All petitions or motions filed under this Section as well as under any other provision of this Decree after original registration shall be filed and entitled in the original case in which the decree or registration was entered.
14 See Yamane v. BA Lepanto Condominium Corporation, G.R. No. 154993, 25 October 2005, 474 SCRA 258.
15 Black's Law Dictionary, Eighth Edition, p. 1522.
17 Id. citing Kent MacNeill, Common Law Aboriginal Title.
18 Philippine National Bank v. Intermediate Appellate Court, G.R. No. 71753, 26 August 1989, 176 SCRA 736.
19 Philippine National Bank v. Tan Ong Zse, 51 Phil. 317 (1927).
20 Legarda v. Saleeby, 31 Phil. 590 (1915).
21 These include the (a) letter dated January 2, 1997 of Engr. Privaldi J. Dalire, chief of the Geodetic Surveys Division of the Lands Management Bureau, (b) plan Fls-3186-D, (c) copy of Administrative Reconstitution Order No. Q-535(96) submitted by respondents, (d) the length of time it took respondents from the occurrence of the Quezon City Hall fire to file their petition for administrative reconstitution, (e) erasures of the notation on the tax declarations of respondents, (f) realty taxes paid by respondents were only for 1987 to 1996, (g) respondents have never set foot on the disputed property, (h) the existence of Barrio Payong in Quezon City, (i) respondents' knowledge that petitioners had constructed buildings and perimeter wall on the disputed property, (j) respondents chain of title stops in 1975, (k) location of respondents' property as showed by the relocation surveys of the Lands Management Bureau and (l) the deed of sale between Emiliano Setosta and respondents' predecessor-in-interest, Homer Barque, Sr.
22 These include the (a) identity and description of the property in petitioners' certificate of title, particularly the location, boundaries and technical description of the property indicated in the said certificate of title and (b) the existence of respondents' title when petitioners' caused the reconstitution of TCT No. RT-22481.
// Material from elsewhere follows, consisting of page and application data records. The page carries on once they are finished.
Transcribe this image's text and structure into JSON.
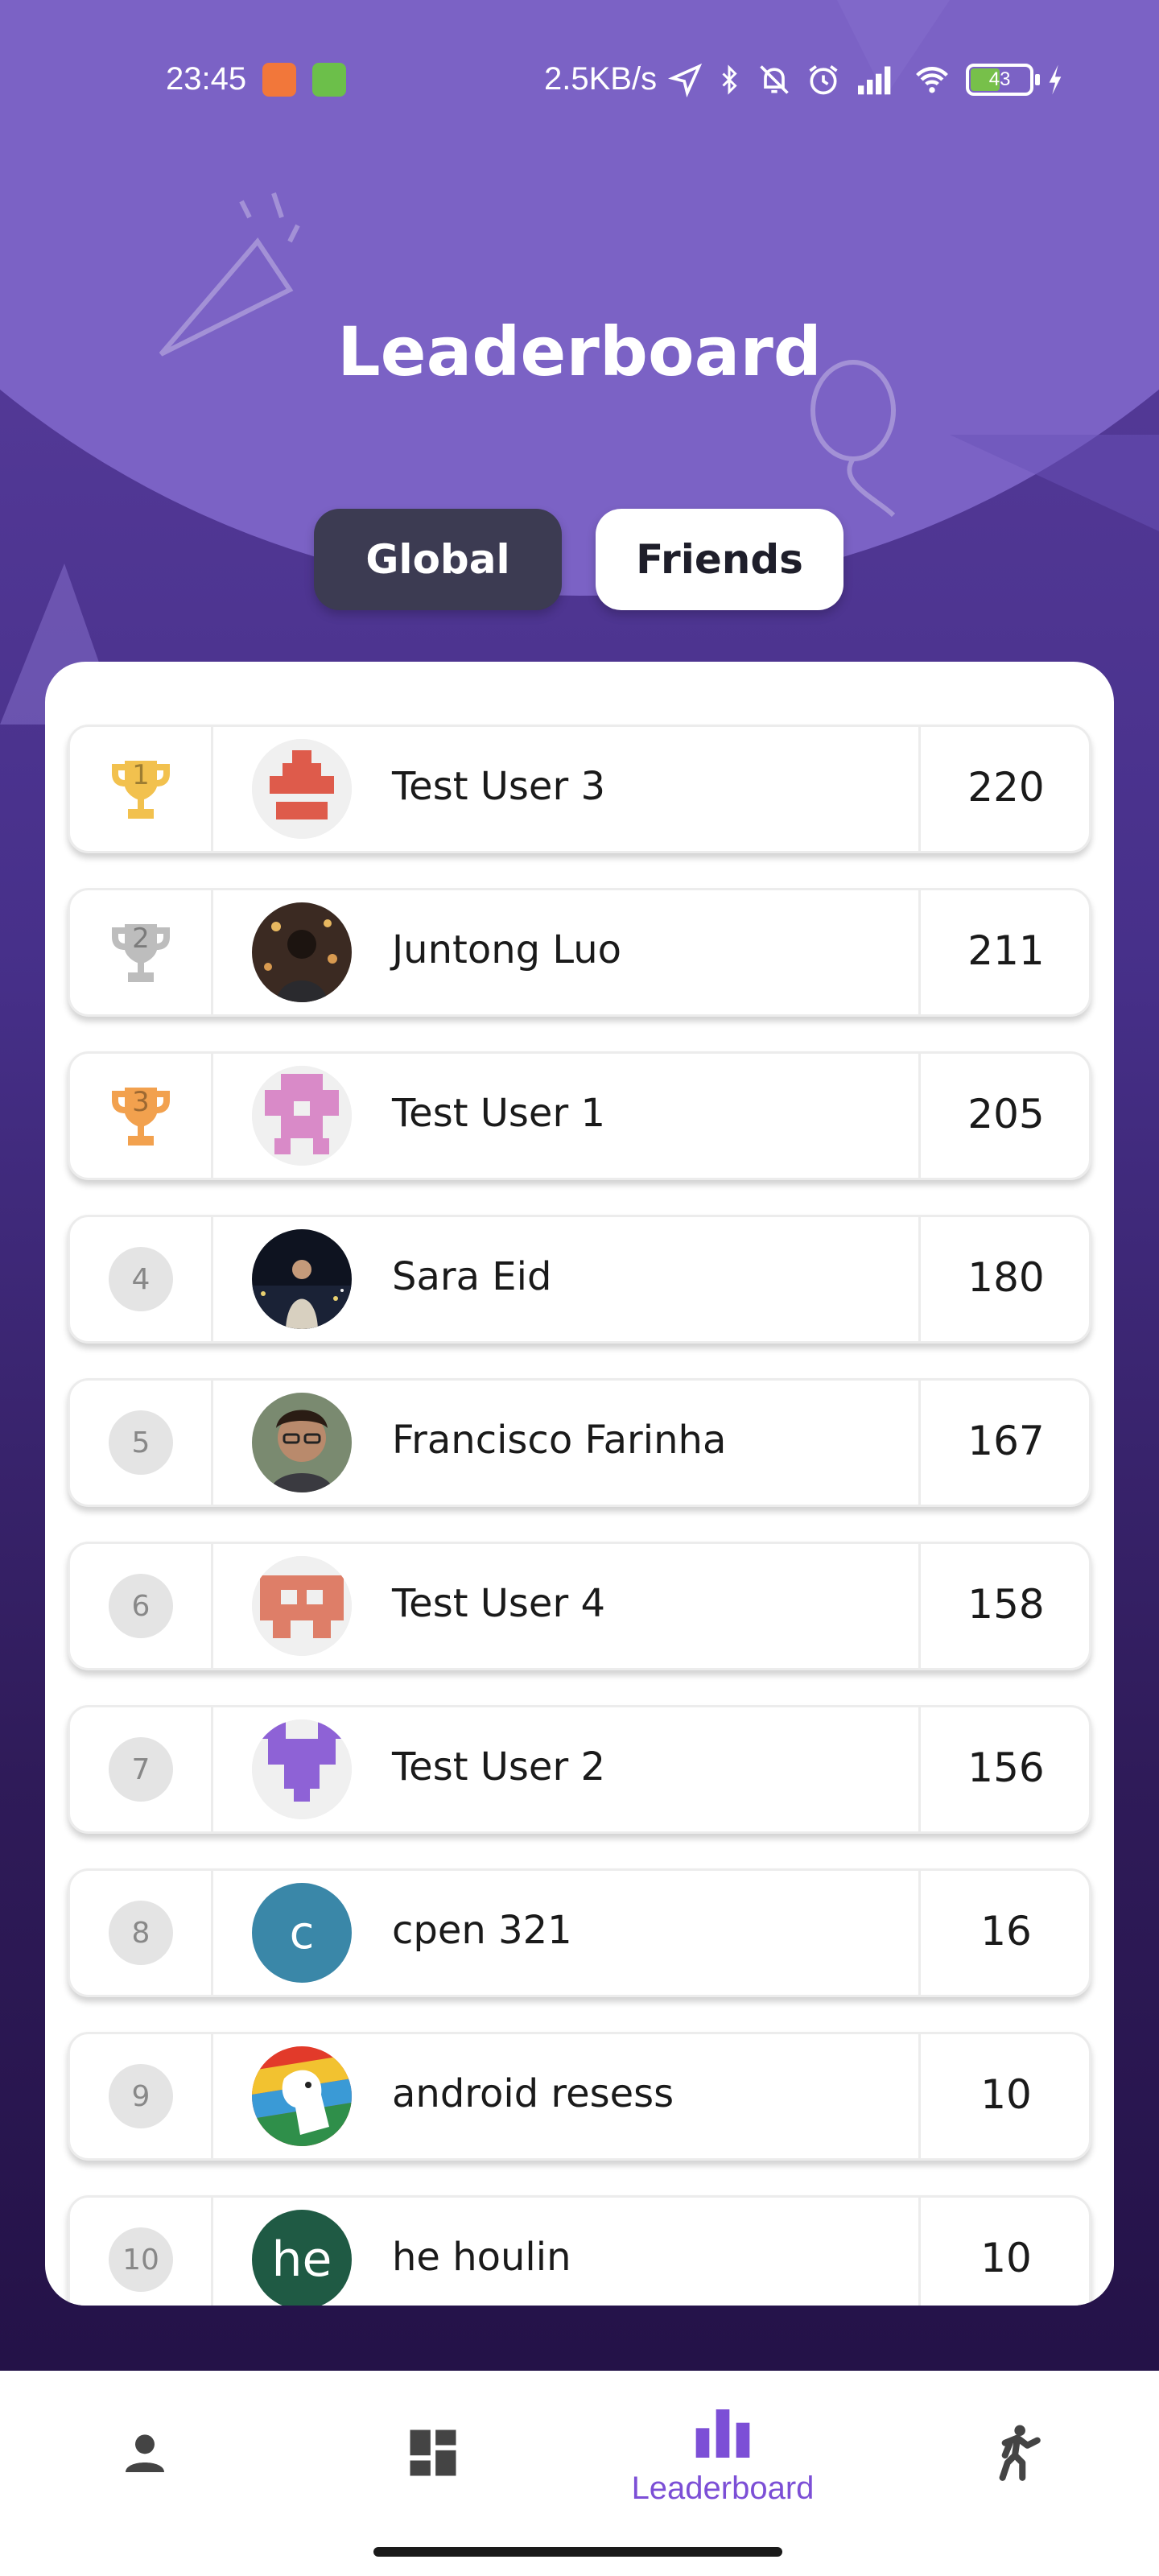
{
  "status_bar": {
    "time": "23:45",
    "network_speed": "2.5KB/s",
    "battery_level": "43",
    "icons": [
      "video-app-icon",
      "android-app-icon",
      "location-icon",
      "bluetooth-icon",
      "mute-icon",
      "alarm-icon",
      "signal-icon",
      "wifi-icon",
      "battery-icon",
      "charging-icon"
    ]
  },
  "header": {
    "title": "Leaderboard"
  },
  "tabs": [
    {
      "label": "Global",
      "selected": true
    },
    {
      "label": "Friends",
      "selected": false
    }
  ],
  "leaderboard": {
    "rows": [
      {
        "rank": "1",
        "name": "Test User 3",
        "score": "220",
        "trophy": "gold"
      },
      {
        "rank": "2",
        "name": "Juntong Luo",
        "score": "211",
        "trophy": "silver"
      },
      {
        "rank": "3",
        "name": "Test User 1",
        "score": "205",
        "trophy": "bronze"
      },
      {
        "rank": "4",
        "name": "Sara Eid",
        "score": "180"
      },
      {
        "rank": "5",
        "name": "Francisco Farinha",
        "score": "167"
      },
      {
        "rank": "6",
        "name": "Test User 4",
        "score": "158"
      },
      {
        "rank": "7",
        "name": "Test User 2",
        "score": "156"
      },
      {
        "rank": "8",
        "name": "cpen 321",
        "score": "16",
        "avatar_letter": "c"
      },
      {
        "rank": "9",
        "name": "android resess",
        "score": "10"
      },
      {
        "rank": "10",
        "name": "he houlin",
        "score": "10",
        "avatar_letter": "he"
      }
    ]
  },
  "bottom_nav": {
    "items": [
      {
        "icon": "person-icon",
        "label": ""
      },
      {
        "icon": "dashboard-icon",
        "label": ""
      },
      {
        "icon": "leaderboard-icon",
        "label": "Leaderboard",
        "active": true
      },
      {
        "icon": "activity-icon",
        "label": ""
      }
    ]
  },
  "colors": {
    "accent": "#7c4fd6",
    "gold": "#f2c14e",
    "silver": "#bdbdbd",
    "bronze": "#f2a14e"
  }
}
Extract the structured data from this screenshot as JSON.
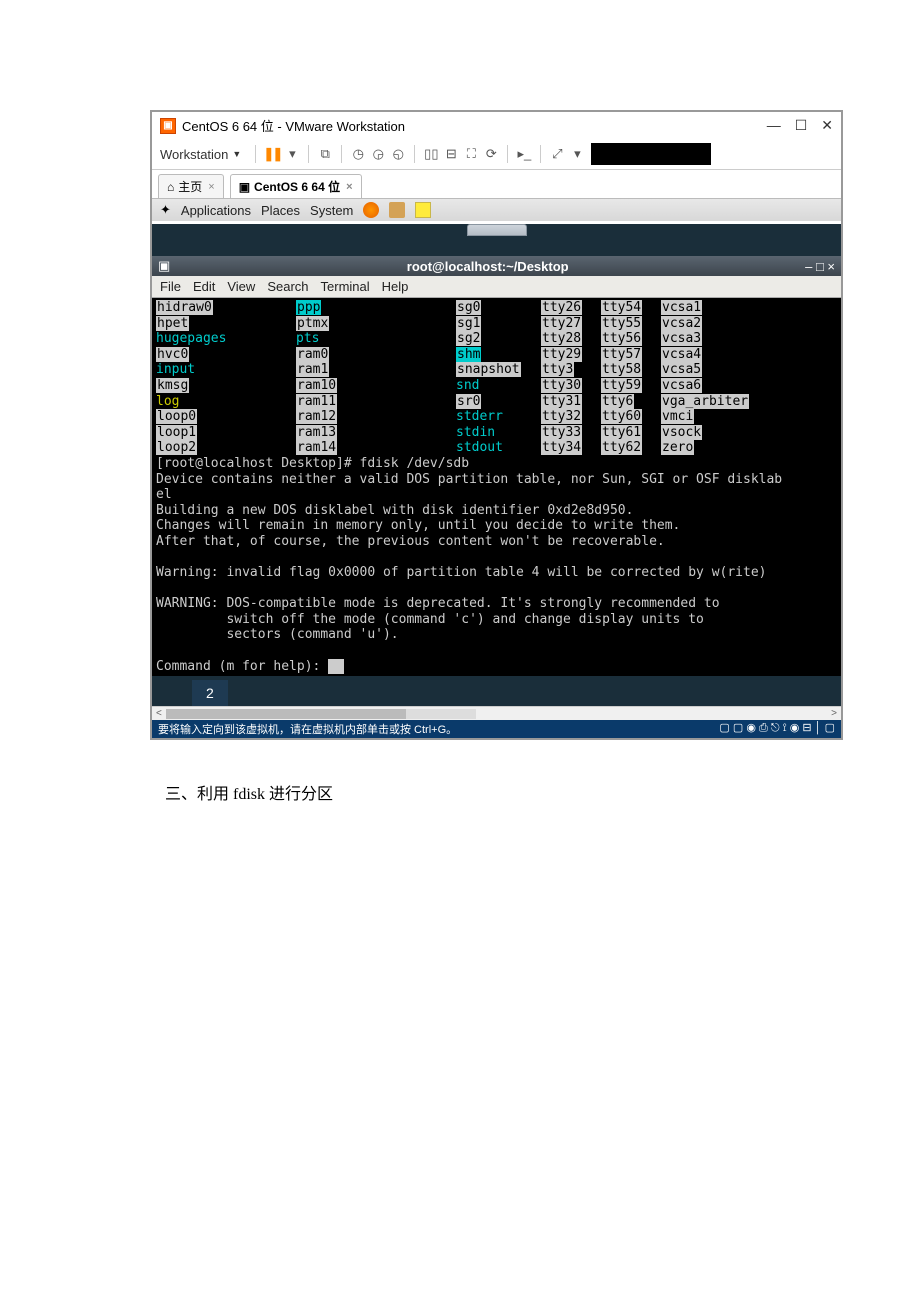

23 Manotok Realty, Inc. v. CLT Realty Development Corporation, supra.
Back to Home | Back to Main